The Electronic Frontier Foundation's Fred von Lohmann sez, "Agreeing with EFF's amicus brief, a federal court in Boston in a 52-page ruling concludes that 'merely exposing music files to the internet is not copyright infringement.' The Boston court disagrees with a ruling in New York on the same day, which found that a mere 'offer to distribute' a song could violate copyright, even if no one took you up on it. Obviously, this is a fight that's not over yet."
EFF filed an amicus brief in this case (formerly known as Atlantic v. Does 1-21), and our arguments appear to have found a more receptive audience in Boston that they did in New York City (the judge thanks us for our participation on page 11). The 52-page ruling is the most extensive analysis yet of the recording industry's "making available" argument, which claims that you infringe copyright merely by having a song in your shared folder, even if no one ever downloads it.
As we discussed yesterday, a key issue is whether a mere "offer to distribute" is enough to infringe the distribution right, in light of the fact that a mere offer can be enough to constitute "publication." Unlike the court in Elektra v. Barker, the judge in London-Sire v. Doe concludes that "distribution" and "publication" are not identical -- "even a cursory examination of the statute suggests that the terms are not synonymous." If you are interested in the details, the court's analysis is highly illuminating (p. 24-27), touching on a number of earlier rulings, such as Hotaling v. Church of Jesus Christ of Letter-Day Saints and A&M v. Napster (copyright nerds will recognize those as pivotal decisions in this area).

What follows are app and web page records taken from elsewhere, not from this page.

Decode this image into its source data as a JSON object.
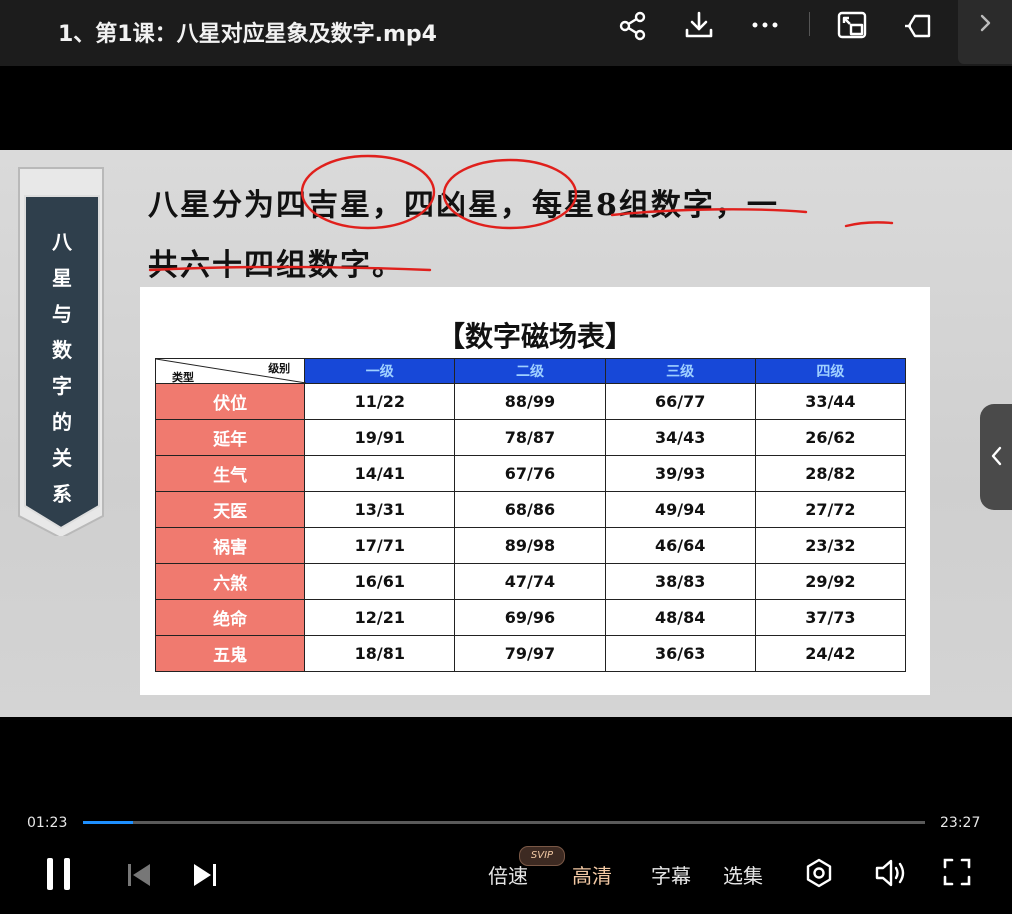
{
  "header": {
    "title": "1、第1课：八星对应星象及数字.mp4",
    "icons": [
      "share-icon",
      "download-icon",
      "more-icon",
      "picture-in-picture-icon",
      "pin-icon",
      "chevron-right-icon"
    ]
  },
  "video": {
    "banner_text": [
      "八",
      "星",
      "与",
      "数",
      "字",
      "的",
      "关",
      "系"
    ],
    "line1": "八星分为四吉星，四凶星，每星8组数字，一",
    "line2": "共六十四组数字。",
    "table": {
      "title": "【数字磁场表】",
      "corner_type": "类型",
      "corner_level": "级别",
      "levels": [
        "一级",
        "二级",
        "三级",
        "四级"
      ],
      "rows": [
        {
          "type": "伏位",
          "values": [
            "11/22",
            "88/99",
            "66/77",
            "33/44"
          ]
        },
        {
          "type": "延年",
          "values": [
            "19/91",
            "78/87",
            "34/43",
            "26/62"
          ]
        },
        {
          "type": "生气",
          "values": [
            "14/41",
            "67/76",
            "39/93",
            "28/82"
          ]
        },
        {
          "type": "天医",
          "values": [
            "13/31",
            "68/86",
            "49/94",
            "27/72"
          ]
        },
        {
          "type": "祸害",
          "values": [
            "17/71",
            "89/98",
            "46/64",
            "23/32"
          ]
        },
        {
          "type": "六煞",
          "values": [
            "16/61",
            "47/74",
            "38/83",
            "29/92"
          ]
        },
        {
          "type": "绝命",
          "values": [
            "12/21",
            "69/96",
            "48/84",
            "37/73"
          ]
        },
        {
          "type": "五鬼",
          "values": [
            "18/81",
            "79/97",
            "36/63",
            "24/42"
          ]
        }
      ]
    },
    "colors": {
      "level_header": "#1748d8",
      "type_cell": "#f07a6f",
      "ink": "#e0201c",
      "banner": "#2f3f4c"
    }
  },
  "player": {
    "current_time": "01:23",
    "total_time": "23:27",
    "progress": 0.059,
    "speed_label": "倍速",
    "quality_label": "高清",
    "svip_badge": "SVIP",
    "subtitle_label": "字幕",
    "episodes_label": "选集",
    "accent": "#1e90ff"
  }
}
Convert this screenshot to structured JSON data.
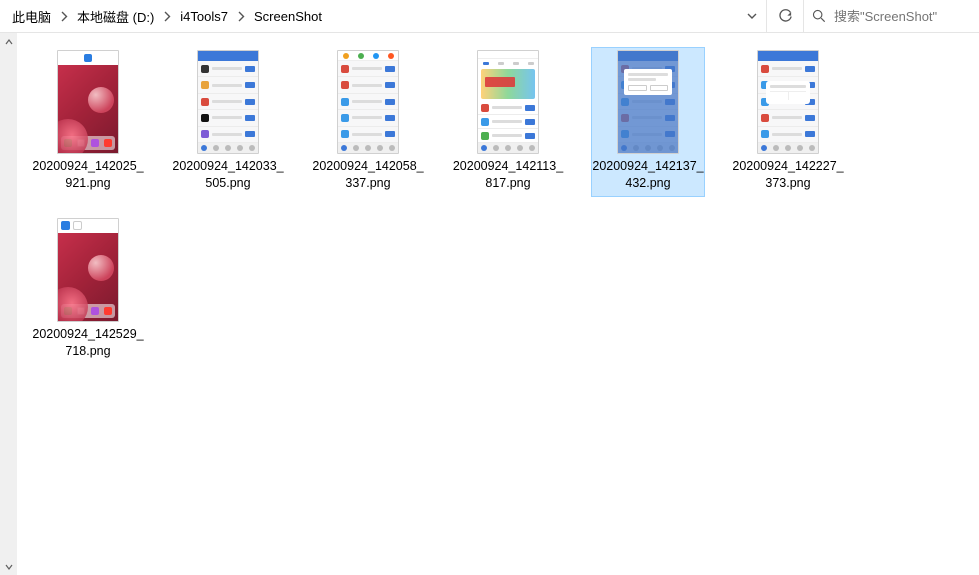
{
  "breadcrumb": {
    "items": [
      "此电脑",
      "本地磁盘 (D:)",
      "i4Tools7",
      "ScreenShot"
    ]
  },
  "search": {
    "placeholder": "搜索\"ScreenShot\""
  },
  "files": [
    {
      "name": "20200924_142025_921.png",
      "selected": false,
      "thumb": "wallpaper1"
    },
    {
      "name": "20200924_142033_505.png",
      "selected": false,
      "thumb": "list1"
    },
    {
      "name": "20200924_142058_337.png",
      "selected": false,
      "thumb": "list2"
    },
    {
      "name": "20200924_142113_817.png",
      "selected": false,
      "thumb": "banner"
    },
    {
      "name": "20200924_142137_432.png",
      "selected": true,
      "thumb": "popup"
    },
    {
      "name": "20200924_142227_373.png",
      "selected": false,
      "thumb": "dialog"
    },
    {
      "name": "20200924_142529_718.png",
      "selected": false,
      "thumb": "wallpaper2"
    }
  ]
}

In 2014, IKEA, the Swedish-based global furniture company, sent a cease-and-desist letter to a blogger by the name of Jules Yap. Yap ran the extremely popular website IKEAhackers.net, which helped people “hack” IKEA furniture into new, creative, and unexpected designs. The site was already almost a decade old when IKEA’s lawyers demanded that Yap hand over the URL. What follows is a case study from Superfandom: How Our Obsessions are Changing What We Buy and Who We Are.
CSIR-Tech is the commercial arm of the Indian government’s Council of Scientific and Industrial Research; after spending ₹50 crore (about USD7.6M) pursuing more than 13,000 “bio-data patents” (patents of no real value save burnishing the credentials of the scientists whose names appear on them), they have run out of money and shut down.
Troy Hunt, proprietor of the essential Have I Been Pwned (previously) sets out the hard lessons learned through years of cataloging the human costs of breaches from companies that overcollected their customers’ data; undersecured it; and then failed to warn their customers that they were at risk.
What could be more fun than a slingshot that shoots tiny airplanes? A slingshot that shoots tiny glowing airplanes of course! These toy planes are outfitted with ultra-bright LEDs, so you can fly all night without losing them in the trees.Whether you are a regular-sized child, or an overgrown adult one, these light-up flyers offer […]
You know the drill. You go to the dentist and they ask you how often you floss. You lie through your teeth and say, “every day!” (Bonus points if you have some cilantro or chives stuck in your gums from lunch). You don’t want to keep up the charade any longer, but rubbing that tiny strand […]
The Raspberry Pi Foundation has done outstanding work packing a fully capable desktop computer into a package the size of a deck cards—especially one that only costs $35. But if you already have a working laptop, why should you care? Oh, how much you have to learn. Besides operating well as a compact digital media hub, […]